(See #2 Boston Adventure at the Institute of Contemporary Art here)
As part of my weekly Boston Enrichment Trip, I ventured today to the Boston International Antiquarian Book Fair.
Located in the vast Hynes Convention Center, the BIABF was a bit like the MIT Career Fair but with coat check, classy security, and fancy wine. Plus a much older and wealthier population. Really, a whole new world.
If you’re wondering what an “antiquarian book” is, the Fair’s website has got you covered. Such a book is one “that is valued as a physical object above and beyond its value as a vessel of content (text and/or illustrations).” This definition encompasses books from as early as the 1400s to as recent as the 1980s, but distinguishes the collectibles from “previously owned books that [are] valued solely for [their] content.” Those are merely “used books” and not fit for the Fair.
The way that traders measure the antiquarian books’ value remains a mystery to me (though I did try to find a pattern in the prices). According to the Fair’s website, “the value might derive from the edition, the quality of the printing, binding, or illustrations, the provenance, etc.” So a $1 thrift shop copy of Isaac Azimov’s I, Robot has little value compared to the $500 signed first edition.

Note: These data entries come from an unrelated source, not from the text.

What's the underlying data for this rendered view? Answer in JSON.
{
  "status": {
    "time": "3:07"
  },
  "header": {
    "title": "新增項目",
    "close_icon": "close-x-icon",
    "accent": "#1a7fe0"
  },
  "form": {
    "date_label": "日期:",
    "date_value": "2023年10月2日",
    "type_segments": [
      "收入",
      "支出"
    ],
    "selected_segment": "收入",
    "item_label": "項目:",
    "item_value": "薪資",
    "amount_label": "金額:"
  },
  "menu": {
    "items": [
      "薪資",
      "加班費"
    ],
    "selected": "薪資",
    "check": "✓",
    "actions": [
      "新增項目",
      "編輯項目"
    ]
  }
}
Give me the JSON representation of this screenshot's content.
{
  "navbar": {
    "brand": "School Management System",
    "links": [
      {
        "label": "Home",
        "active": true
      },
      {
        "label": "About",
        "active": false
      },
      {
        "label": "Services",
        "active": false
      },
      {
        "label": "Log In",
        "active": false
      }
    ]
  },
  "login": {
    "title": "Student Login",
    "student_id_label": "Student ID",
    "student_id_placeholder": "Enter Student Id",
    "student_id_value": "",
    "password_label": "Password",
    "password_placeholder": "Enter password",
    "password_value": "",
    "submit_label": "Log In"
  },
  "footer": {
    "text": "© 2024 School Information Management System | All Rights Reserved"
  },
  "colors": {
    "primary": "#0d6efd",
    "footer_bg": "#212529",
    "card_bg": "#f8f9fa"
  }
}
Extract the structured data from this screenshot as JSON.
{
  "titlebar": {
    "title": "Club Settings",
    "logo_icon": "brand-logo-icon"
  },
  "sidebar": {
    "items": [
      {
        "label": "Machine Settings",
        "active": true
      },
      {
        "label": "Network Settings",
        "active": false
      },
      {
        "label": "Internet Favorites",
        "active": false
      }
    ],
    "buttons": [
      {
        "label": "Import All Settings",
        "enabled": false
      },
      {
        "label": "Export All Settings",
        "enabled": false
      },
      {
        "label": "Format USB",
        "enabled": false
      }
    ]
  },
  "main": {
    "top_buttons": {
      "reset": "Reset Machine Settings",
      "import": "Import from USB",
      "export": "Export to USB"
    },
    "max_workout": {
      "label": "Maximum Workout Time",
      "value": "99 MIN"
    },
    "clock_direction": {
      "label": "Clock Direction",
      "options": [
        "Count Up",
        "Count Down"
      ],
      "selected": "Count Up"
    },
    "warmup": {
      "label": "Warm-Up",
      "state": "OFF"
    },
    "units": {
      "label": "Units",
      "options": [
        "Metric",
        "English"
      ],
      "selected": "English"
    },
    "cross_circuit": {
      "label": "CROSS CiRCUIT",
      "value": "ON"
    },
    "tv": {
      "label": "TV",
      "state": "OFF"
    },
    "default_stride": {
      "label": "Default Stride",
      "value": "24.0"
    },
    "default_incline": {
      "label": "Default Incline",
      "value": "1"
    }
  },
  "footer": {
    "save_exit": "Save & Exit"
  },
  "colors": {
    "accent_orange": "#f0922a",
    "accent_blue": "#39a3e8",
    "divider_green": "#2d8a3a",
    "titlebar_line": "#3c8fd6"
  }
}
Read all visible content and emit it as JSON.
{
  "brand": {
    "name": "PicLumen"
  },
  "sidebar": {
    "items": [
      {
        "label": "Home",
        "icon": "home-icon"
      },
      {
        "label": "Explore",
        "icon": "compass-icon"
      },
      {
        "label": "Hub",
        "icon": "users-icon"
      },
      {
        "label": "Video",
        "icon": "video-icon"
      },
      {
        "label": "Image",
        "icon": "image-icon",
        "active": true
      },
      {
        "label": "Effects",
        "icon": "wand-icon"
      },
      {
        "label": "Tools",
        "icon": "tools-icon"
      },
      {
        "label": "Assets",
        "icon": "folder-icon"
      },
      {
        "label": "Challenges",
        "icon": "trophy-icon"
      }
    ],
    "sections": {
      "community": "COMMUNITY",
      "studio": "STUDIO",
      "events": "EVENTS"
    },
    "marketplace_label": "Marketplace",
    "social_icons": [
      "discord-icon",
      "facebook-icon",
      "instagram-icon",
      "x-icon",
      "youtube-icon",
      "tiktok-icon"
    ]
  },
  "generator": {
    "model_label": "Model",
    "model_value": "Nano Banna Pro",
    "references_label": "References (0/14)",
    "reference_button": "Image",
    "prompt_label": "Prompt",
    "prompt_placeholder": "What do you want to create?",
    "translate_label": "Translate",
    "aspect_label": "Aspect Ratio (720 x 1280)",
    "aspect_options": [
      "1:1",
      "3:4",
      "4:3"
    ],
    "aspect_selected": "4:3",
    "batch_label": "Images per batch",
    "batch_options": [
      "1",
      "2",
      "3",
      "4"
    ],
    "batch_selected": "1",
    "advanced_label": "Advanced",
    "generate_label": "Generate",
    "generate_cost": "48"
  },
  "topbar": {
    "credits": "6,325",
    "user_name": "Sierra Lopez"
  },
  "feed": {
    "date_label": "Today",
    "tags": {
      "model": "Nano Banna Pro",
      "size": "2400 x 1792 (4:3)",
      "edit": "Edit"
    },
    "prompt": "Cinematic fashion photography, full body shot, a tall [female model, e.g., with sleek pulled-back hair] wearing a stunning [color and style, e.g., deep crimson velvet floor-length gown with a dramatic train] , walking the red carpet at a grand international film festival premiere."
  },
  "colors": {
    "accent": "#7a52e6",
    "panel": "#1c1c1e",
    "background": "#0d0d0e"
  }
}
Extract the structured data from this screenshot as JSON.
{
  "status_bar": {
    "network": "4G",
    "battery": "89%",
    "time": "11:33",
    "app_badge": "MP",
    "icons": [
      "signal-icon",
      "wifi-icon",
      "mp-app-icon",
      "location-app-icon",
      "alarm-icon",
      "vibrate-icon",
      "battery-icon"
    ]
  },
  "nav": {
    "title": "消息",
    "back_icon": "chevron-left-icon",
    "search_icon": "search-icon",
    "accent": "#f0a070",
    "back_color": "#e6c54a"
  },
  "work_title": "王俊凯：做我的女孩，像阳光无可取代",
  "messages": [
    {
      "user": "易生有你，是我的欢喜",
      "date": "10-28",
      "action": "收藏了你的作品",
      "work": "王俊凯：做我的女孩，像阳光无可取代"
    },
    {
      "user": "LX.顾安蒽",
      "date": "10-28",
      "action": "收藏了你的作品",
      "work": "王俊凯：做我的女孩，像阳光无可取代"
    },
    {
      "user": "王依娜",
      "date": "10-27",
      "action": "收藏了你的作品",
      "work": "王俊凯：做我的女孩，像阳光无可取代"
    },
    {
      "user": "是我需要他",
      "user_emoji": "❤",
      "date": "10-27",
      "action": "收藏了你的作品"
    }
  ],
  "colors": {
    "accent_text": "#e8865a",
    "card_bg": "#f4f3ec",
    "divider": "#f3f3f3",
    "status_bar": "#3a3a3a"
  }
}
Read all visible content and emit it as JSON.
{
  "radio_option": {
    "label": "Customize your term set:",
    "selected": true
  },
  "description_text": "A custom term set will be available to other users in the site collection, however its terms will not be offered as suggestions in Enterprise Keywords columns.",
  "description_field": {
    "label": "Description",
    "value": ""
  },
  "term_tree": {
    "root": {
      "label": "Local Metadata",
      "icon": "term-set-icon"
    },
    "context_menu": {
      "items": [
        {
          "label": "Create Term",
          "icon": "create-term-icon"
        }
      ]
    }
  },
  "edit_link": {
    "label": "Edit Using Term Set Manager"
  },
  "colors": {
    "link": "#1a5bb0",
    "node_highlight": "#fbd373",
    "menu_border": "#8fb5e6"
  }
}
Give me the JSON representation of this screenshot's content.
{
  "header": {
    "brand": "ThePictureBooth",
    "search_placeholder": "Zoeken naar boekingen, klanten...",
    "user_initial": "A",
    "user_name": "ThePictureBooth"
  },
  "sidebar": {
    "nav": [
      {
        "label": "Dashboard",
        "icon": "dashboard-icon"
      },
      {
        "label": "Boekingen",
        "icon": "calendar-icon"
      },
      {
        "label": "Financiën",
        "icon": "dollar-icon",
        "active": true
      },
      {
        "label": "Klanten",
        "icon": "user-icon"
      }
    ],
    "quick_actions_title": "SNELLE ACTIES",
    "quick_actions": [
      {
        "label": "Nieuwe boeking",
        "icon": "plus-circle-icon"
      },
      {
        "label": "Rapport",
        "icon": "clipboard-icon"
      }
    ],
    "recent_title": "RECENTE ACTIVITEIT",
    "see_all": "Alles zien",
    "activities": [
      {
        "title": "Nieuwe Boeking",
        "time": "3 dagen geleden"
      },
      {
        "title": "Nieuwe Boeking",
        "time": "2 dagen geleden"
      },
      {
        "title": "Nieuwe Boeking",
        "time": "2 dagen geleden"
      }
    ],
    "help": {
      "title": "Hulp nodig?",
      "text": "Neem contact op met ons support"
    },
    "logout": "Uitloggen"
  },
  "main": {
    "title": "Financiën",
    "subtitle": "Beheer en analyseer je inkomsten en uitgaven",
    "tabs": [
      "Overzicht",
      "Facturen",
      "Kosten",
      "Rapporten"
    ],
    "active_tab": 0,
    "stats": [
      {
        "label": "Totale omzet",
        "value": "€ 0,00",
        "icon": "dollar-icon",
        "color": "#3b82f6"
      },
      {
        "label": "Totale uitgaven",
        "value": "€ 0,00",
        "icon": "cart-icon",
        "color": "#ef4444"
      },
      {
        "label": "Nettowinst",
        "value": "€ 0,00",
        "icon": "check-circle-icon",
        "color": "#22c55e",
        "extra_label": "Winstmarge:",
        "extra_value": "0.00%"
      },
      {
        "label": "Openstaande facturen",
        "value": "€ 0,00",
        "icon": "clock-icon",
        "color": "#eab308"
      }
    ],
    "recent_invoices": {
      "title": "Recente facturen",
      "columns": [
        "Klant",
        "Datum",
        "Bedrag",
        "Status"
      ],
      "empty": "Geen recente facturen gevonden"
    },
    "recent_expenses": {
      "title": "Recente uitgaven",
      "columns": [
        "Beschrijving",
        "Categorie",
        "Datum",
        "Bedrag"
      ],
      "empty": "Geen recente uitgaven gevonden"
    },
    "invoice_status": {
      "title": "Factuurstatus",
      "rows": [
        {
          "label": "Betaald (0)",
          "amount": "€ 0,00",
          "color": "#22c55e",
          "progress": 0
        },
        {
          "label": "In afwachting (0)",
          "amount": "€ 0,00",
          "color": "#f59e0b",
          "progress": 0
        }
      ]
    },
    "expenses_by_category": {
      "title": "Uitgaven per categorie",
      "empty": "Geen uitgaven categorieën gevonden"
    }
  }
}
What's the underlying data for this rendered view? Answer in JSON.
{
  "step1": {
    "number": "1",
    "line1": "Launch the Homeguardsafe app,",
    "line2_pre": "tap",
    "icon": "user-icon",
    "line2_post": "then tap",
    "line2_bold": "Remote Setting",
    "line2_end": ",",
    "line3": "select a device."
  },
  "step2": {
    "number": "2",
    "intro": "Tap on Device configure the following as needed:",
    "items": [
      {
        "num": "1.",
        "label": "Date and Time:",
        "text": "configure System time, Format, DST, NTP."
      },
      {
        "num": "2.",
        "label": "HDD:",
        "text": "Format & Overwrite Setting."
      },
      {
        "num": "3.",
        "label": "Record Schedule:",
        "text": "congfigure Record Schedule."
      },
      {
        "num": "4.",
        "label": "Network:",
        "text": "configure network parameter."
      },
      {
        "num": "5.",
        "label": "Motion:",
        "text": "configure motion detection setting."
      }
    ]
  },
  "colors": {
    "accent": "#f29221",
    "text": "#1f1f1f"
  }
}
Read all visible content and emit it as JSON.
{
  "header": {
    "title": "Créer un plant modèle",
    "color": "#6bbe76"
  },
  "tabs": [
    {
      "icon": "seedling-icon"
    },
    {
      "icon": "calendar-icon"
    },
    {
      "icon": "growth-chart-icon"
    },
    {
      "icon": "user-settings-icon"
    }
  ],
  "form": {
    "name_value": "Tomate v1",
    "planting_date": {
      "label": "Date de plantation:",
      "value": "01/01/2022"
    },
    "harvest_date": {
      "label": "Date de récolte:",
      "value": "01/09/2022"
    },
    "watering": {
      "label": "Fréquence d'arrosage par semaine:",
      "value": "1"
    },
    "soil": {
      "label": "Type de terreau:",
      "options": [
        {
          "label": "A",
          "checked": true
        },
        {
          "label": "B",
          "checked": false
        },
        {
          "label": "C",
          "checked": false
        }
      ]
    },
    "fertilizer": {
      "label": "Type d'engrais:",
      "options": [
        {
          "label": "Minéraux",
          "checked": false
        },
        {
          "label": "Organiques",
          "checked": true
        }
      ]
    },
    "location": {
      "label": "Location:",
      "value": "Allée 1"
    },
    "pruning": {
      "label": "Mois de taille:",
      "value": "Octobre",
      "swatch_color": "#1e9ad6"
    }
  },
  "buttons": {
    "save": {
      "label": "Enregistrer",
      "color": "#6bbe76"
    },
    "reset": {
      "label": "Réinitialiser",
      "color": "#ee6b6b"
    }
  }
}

The 500-fold increase is worth it for the antiquarian book connoisseurs. Same goes for the $2,500+ Hemingway copy (one of 300 of a limited edition). Why, on the other hand, does Nabokov’s Lolita first edition only cost around $200? Only experts can tell, and I know none.
For the fun of it, here’s some technical antiquarian book vocab. Incunable is “anything printed during the 15th century, the first century of printing with ‘moveable type’.” Quite a few gorgeous incunabula at the BIABF (see below). Foxing refers to “rust colored spots which occur on paper resulting from oxidation of both organic and iron impurities left behind during the papermaking process.” All information is taken from the Boston International Antiquarian Book Fair website here. And here’s what (I think) foxing looks like:
(Aristotle, “Organon. The Logical Works, with Porphyry’s Isagogue“; Venice, 1495, Editio Princeps and “the greatest publishing venture of the 15th century”; $75,000)
(Some book samples, including a 1506 edition of Dante Alighieri’s “Commedia di Dante”)
Walking through the aisles of bookseller booths from all over the world was a special experience. The books, maps, and prints looked like they ought to be in museums, but were instead bartered and sold by private collectors. Leaflets advertised antiquarian book fairs in other U.S. locations. Do book collectors travel regularly to those? How big is their community?
(Right: Burmese Accordian Mythology (1910, $175); French Caricatures (1934-35, $1,100); Victorian Era Zoological Sketchbook; Manuscript Fairy Tale; Important Album of Mideast & European Watercolors)
I saw leather bound incunabula from the 15th century and first editions of Twain and Nabokov and signed copies of Charlotte’s Web and I, Robot. Giant maps and miniature volumes, only about 2 inches tall (and quite adorable). Collectibles $100 and under for those “discovering” the antiquarian book world. Volumes for children and adults. Scientific tracts and journals. And many more exciting books to admire from a distance.
(Science Incunabula! Left: Renaissance Science and its Medieval Antecedents (1482, $38,000); Right: First Printed Illustrations of the Constellations (1483, $45,000))
And that’s not the limit. Could an antiquarian book exceed the value of a full-priced year at MIT? Certainly. The most expensive sell I could find was an original Abraham Lincoln letter at $95,000. Not even “the most historic 1792 letter” by Alexander Hamilton or the “Birth Certificate of Italy” by King George I of England could match that. Way to go, Abe!
And that was that. An adventure, cultural event, and fun learning experience all in one Fair. A glimpse into a different world.
Share any personal book collecting experiences in the comments below!